(Page and application data records)
--- START ---

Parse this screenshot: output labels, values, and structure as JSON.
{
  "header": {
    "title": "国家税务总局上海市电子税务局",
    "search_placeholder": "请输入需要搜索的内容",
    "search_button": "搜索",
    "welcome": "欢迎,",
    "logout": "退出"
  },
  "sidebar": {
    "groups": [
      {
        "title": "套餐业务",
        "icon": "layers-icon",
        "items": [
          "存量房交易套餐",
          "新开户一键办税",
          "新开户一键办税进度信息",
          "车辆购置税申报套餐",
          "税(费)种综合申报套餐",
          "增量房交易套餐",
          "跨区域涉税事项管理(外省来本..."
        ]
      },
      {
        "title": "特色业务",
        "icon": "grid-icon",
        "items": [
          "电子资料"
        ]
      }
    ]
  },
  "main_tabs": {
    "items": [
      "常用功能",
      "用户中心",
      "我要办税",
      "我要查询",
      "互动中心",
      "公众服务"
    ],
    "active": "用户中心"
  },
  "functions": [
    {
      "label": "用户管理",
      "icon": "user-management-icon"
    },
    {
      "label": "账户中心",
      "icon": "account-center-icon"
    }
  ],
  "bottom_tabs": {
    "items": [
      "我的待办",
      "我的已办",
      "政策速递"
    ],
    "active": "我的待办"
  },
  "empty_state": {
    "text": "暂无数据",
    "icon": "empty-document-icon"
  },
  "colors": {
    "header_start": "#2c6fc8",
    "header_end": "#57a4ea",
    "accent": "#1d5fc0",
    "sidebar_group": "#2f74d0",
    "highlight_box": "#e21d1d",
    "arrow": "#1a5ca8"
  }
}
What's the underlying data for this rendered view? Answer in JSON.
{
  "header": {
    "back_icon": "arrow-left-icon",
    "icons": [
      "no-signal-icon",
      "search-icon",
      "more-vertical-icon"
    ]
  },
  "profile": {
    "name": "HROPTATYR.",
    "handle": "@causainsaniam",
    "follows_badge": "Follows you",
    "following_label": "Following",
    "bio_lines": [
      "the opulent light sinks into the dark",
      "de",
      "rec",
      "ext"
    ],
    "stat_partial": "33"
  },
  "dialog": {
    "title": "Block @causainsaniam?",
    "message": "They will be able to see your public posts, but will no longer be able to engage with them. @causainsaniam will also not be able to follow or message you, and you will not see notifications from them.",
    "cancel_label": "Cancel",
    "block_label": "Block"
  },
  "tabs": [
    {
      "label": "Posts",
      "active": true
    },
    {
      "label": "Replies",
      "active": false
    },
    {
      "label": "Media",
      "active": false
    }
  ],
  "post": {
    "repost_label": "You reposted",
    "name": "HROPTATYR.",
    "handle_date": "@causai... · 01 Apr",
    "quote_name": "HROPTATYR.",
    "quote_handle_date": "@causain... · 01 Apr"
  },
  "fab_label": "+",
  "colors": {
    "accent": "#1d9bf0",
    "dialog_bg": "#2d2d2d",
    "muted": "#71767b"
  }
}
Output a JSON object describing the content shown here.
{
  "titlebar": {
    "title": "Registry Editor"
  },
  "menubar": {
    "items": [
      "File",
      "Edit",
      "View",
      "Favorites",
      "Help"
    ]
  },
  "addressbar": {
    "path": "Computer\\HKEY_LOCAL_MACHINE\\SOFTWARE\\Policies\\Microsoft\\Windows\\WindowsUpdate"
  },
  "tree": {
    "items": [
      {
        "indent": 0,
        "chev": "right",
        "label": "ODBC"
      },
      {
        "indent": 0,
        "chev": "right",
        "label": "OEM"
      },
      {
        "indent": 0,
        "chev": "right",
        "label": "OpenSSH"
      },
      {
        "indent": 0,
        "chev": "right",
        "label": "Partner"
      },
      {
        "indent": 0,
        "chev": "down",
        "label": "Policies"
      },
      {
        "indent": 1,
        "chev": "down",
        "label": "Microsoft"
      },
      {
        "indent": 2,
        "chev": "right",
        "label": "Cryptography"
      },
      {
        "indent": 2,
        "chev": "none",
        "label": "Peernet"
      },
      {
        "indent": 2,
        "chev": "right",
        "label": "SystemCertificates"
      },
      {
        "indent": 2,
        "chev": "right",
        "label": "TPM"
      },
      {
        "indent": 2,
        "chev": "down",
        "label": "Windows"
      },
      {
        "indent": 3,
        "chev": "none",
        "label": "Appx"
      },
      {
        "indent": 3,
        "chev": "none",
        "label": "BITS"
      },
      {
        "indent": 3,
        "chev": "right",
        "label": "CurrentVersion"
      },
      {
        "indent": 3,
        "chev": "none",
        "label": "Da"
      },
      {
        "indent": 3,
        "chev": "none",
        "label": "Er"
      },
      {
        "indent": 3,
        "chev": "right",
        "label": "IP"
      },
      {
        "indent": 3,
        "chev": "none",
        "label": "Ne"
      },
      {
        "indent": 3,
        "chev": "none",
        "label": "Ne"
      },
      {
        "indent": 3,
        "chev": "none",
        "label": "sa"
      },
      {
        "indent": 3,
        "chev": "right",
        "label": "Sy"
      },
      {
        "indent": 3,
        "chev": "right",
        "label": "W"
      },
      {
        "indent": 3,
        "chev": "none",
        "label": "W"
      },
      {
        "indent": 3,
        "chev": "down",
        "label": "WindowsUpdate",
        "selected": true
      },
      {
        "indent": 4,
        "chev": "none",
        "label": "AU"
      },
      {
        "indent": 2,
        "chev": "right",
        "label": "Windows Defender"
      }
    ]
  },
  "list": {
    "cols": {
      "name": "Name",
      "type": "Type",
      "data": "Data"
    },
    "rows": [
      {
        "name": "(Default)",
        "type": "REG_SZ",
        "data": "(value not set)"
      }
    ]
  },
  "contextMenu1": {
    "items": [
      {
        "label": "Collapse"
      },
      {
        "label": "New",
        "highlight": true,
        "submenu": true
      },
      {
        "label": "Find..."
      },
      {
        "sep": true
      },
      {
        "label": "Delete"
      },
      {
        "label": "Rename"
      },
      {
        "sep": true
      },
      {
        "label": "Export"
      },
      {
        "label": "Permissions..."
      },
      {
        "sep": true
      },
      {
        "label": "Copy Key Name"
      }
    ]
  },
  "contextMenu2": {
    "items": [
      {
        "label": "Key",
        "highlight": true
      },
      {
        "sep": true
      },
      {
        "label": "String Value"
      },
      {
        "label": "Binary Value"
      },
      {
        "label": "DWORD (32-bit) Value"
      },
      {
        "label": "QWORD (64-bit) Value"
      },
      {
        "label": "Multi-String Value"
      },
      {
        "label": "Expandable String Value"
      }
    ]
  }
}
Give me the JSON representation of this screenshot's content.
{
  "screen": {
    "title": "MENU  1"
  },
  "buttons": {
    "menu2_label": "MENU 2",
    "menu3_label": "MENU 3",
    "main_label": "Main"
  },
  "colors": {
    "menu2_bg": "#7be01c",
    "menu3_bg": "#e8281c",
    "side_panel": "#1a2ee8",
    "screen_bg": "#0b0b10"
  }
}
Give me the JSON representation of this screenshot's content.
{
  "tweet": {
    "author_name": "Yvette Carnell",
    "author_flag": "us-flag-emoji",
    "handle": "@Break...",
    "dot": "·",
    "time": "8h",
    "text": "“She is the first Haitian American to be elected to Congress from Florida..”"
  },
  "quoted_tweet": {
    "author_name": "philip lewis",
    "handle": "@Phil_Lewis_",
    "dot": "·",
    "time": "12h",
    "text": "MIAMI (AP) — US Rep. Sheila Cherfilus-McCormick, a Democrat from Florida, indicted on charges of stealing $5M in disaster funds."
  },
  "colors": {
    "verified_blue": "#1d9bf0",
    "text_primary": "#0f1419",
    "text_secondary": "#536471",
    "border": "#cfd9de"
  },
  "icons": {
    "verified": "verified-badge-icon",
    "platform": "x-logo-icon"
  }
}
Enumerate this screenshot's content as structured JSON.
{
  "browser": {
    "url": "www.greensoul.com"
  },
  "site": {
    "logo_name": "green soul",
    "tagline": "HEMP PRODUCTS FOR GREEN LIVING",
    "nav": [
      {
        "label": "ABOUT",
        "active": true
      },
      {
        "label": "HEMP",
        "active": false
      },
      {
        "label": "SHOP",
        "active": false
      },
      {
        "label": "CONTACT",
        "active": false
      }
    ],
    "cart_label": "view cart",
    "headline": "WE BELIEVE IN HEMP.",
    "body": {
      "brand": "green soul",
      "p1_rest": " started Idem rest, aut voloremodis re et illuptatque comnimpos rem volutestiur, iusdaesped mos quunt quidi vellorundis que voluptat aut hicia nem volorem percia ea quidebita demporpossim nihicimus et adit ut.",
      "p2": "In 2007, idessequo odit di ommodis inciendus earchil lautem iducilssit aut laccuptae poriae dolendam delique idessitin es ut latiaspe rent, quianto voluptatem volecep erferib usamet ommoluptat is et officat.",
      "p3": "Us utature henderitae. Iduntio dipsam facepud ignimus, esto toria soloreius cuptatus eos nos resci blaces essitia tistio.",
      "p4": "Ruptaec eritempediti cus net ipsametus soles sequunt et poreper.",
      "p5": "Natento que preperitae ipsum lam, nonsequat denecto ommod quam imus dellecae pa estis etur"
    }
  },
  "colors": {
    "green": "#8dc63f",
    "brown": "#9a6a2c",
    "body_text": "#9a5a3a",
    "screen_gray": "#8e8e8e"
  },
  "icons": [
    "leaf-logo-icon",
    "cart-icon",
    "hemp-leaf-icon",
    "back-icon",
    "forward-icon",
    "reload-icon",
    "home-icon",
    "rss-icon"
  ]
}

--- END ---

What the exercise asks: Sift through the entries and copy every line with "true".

Response below:
      "active": true
        "selected": true
        "highlight": true,
        "submenu": true
        "sep": true
        "sep": true
        "sep": true
        "highlight": true
        "sep": true
        "active": true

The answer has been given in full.